— To do —
In the entries below, find every line with "body" and copy it.

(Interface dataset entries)

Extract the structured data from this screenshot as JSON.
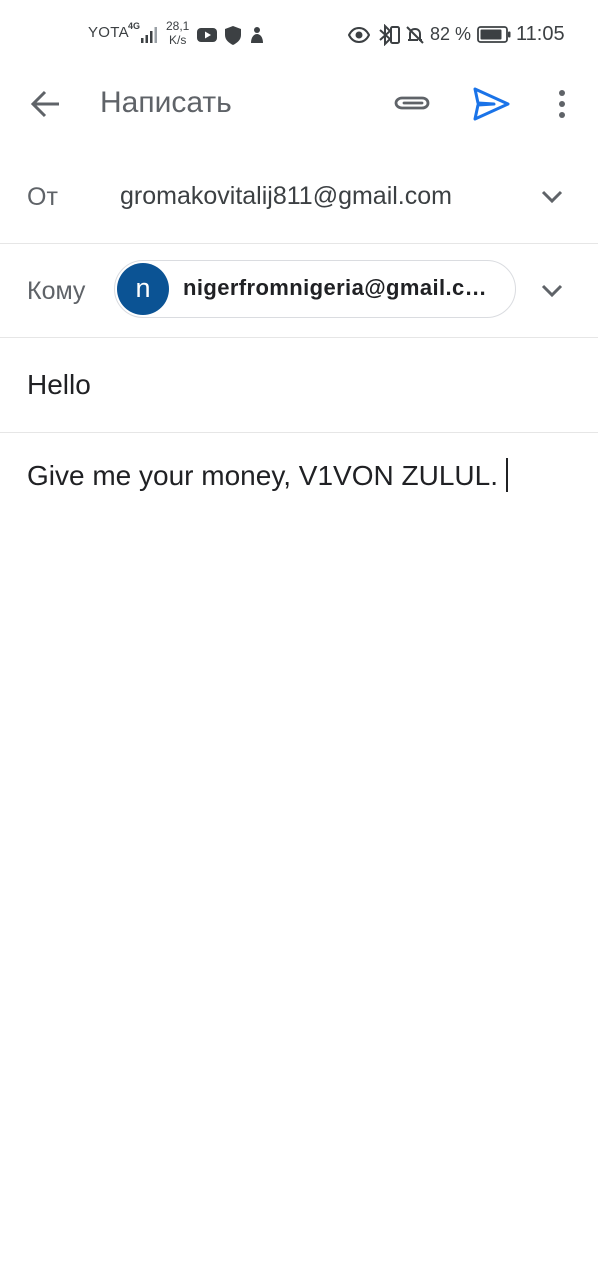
{
  "status_bar": {
    "carrier": "YOTA",
    "network": "4G",
    "speed_value": "28,1",
    "speed_unit": "K/s",
    "battery_percent": "82 %",
    "time": "11:05",
    "icons": [
      "signal-icon",
      "youtube-icon",
      "shield-icon",
      "app-notification-icon",
      "eye-icon",
      "bluetooth-icon",
      "vibrate-icon",
      "mute-icon",
      "battery-icon"
    ]
  },
  "toolbar": {
    "title": "Написать",
    "back_icon": "arrow-back-icon",
    "attach_icon": "paperclip-icon",
    "send_icon": "send-icon",
    "more_icon": "more-vert-icon",
    "send_color": "#1a73e8"
  },
  "from": {
    "label": "От",
    "value": "gromakovitalij811@gmail.com"
  },
  "to": {
    "label": "Кому",
    "avatar_letter": "n",
    "avatar_color": "#0b5394",
    "recipient": "nigerfromnigeria@gmail.c…"
  },
  "subject": {
    "value": "Hello"
  },
  "body": {
    "value": "Give me your money, V1VON ZULUL."
  }
}
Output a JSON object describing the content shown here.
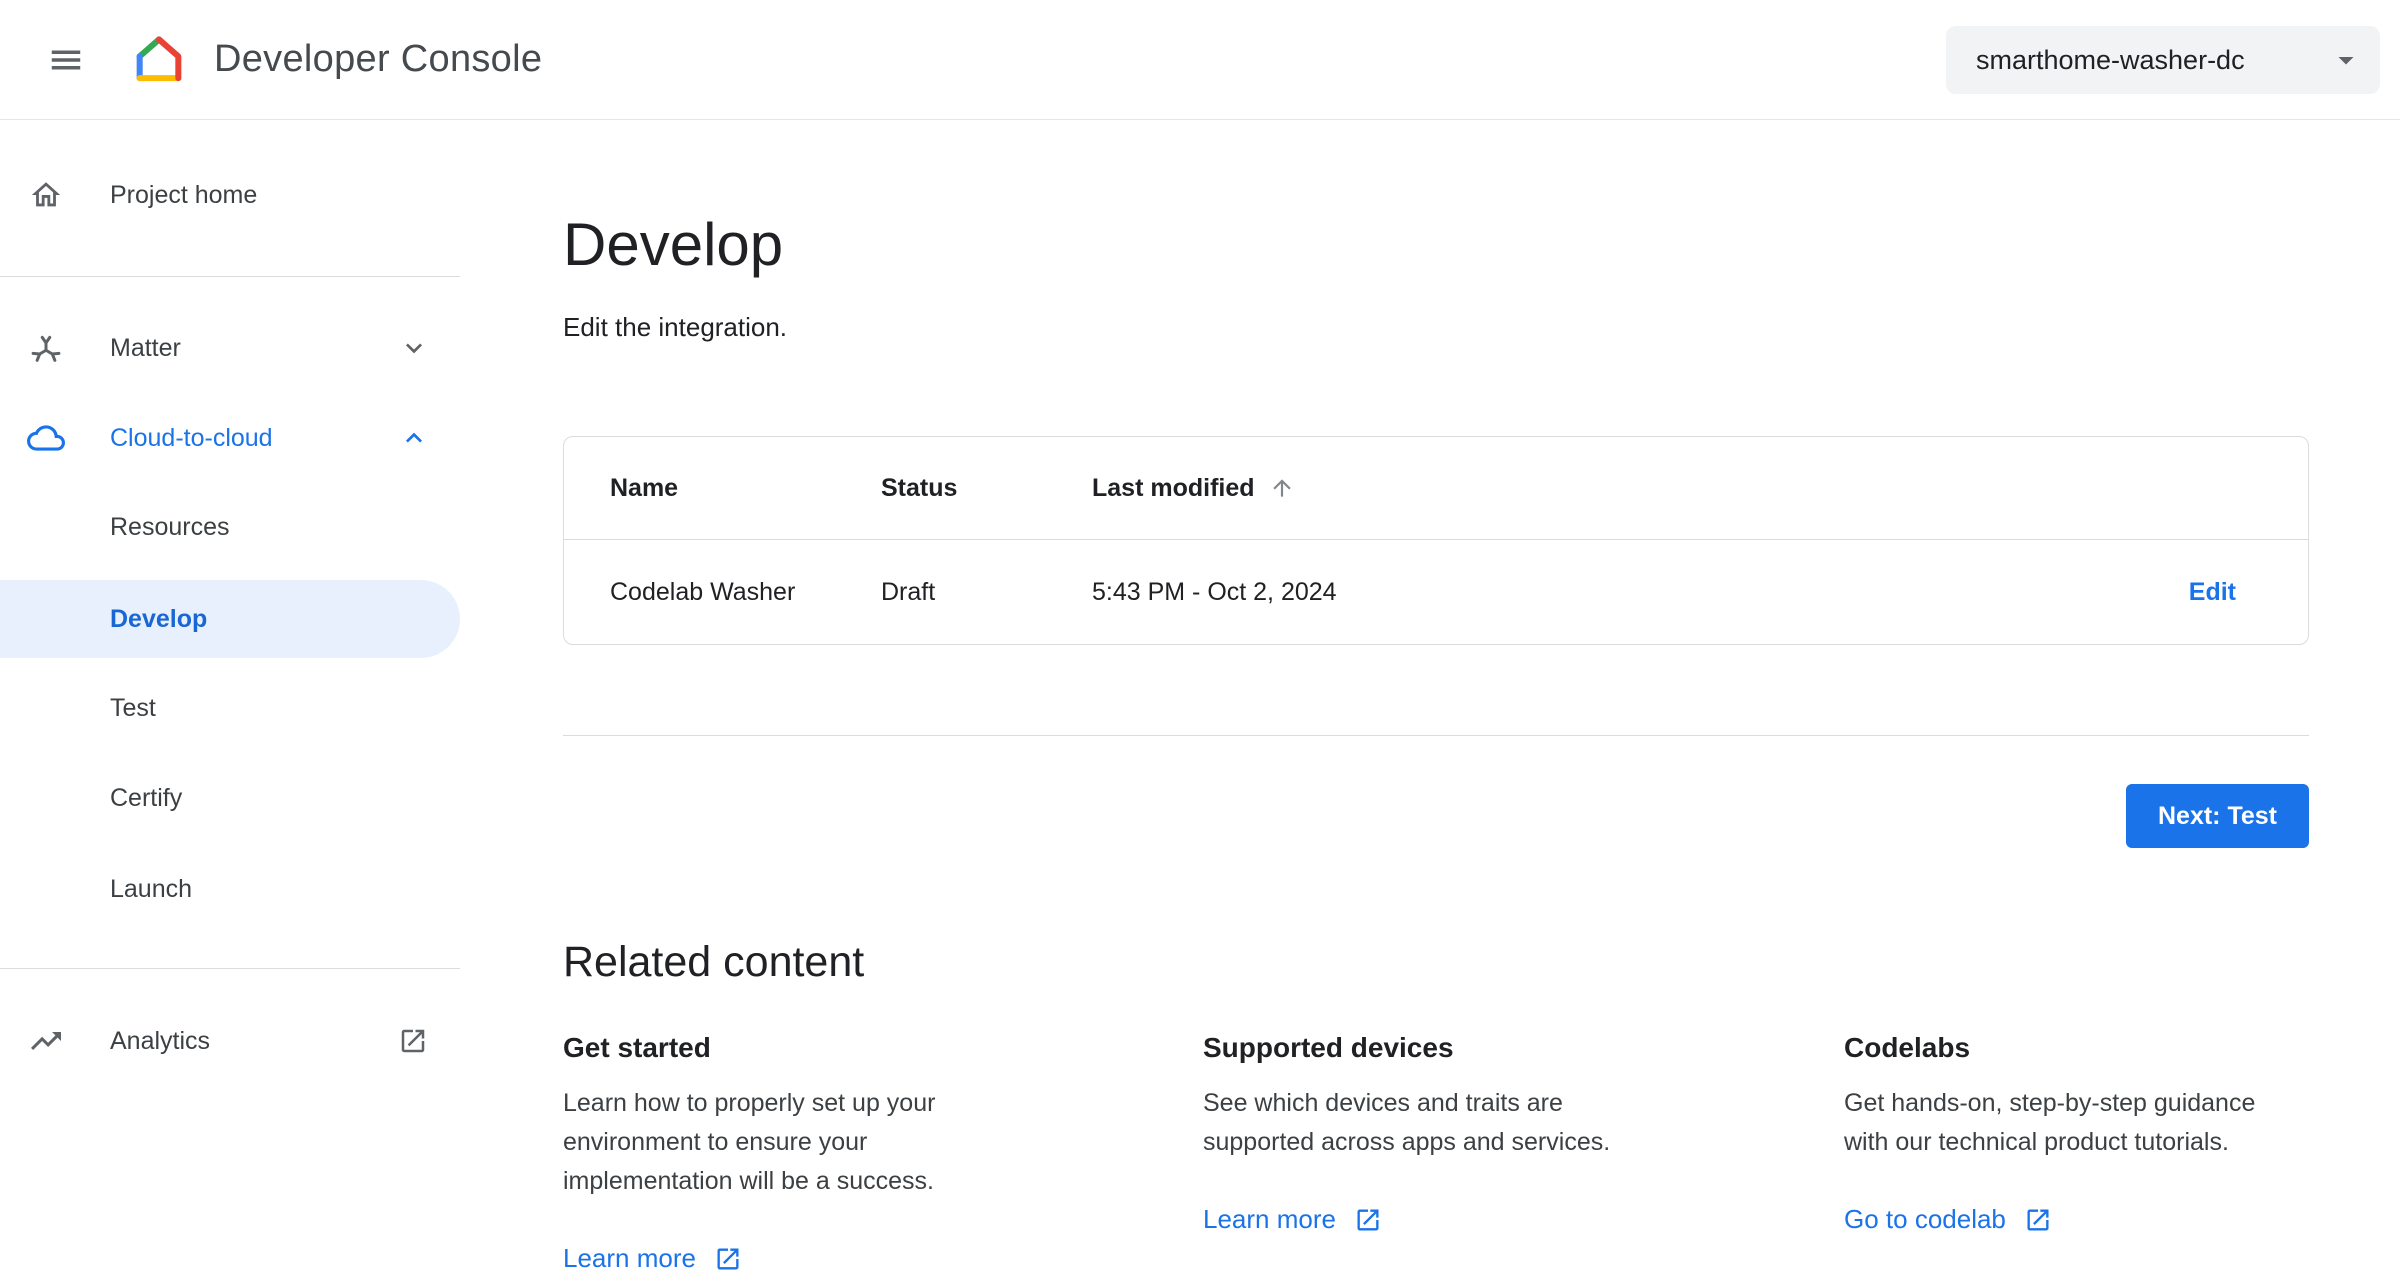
{
  "header": {
    "title": "Developer Console",
    "project": "smarthome-washer-dc"
  },
  "sidebar": {
    "project_home": "Project home",
    "matter": "Matter",
    "cloud_to_cloud": "Cloud-to-cloud",
    "cloud_items": [
      "Resources",
      "Develop",
      "Test",
      "Certify",
      "Launch"
    ],
    "analytics": "Analytics"
  },
  "main": {
    "title": "Develop",
    "subtitle": "Edit the integration.",
    "table": {
      "columns": [
        "Name",
        "Status",
        "Last modified"
      ],
      "rows": [
        {
          "name": "Codelab Washer",
          "status": "Draft",
          "last_modified": "5:43 PM - Oct 2, 2024",
          "action": "Edit"
        }
      ]
    },
    "next_button": "Next: Test",
    "related": {
      "title": "Related content",
      "cards": [
        {
          "title": "Get started",
          "body": "Learn how to properly set up your environment to ensure your implementation will be a success.",
          "link": "Learn more"
        },
        {
          "title": "Supported devices",
          "body": "See which devices and traits are supported across apps and services.",
          "link": "Learn more"
        },
        {
          "title": "Codelabs",
          "body": "Get hands-on, step-by-step guidance with our technical product tutorials.",
          "link": "Go to codelab"
        }
      ]
    }
  },
  "icons": {
    "menu": "hamburger",
    "logo": "google-home-house",
    "project_caret": "caret-down",
    "matter": "matter-tri-arm",
    "cloud": "cloud-outline",
    "analytics": "trending-up",
    "external": "open-in-new",
    "sort": "arrow-upward"
  },
  "colors": {
    "accent": "#1a73e8",
    "selected_bg": "#e8f0fe",
    "selected_text": "#1967d2",
    "pill_bg": "#f1f3f4",
    "border": "#dadce0"
  }
}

— Task answer —
  "body": {
          "body": "Learn how to properly set up your environment to ensure your implementation will be a success.",
          "body": "See which devices and traits are supported across apps and services.",
          "body": "Get hands-on, step-by-step guidance with our technical product tutorials.",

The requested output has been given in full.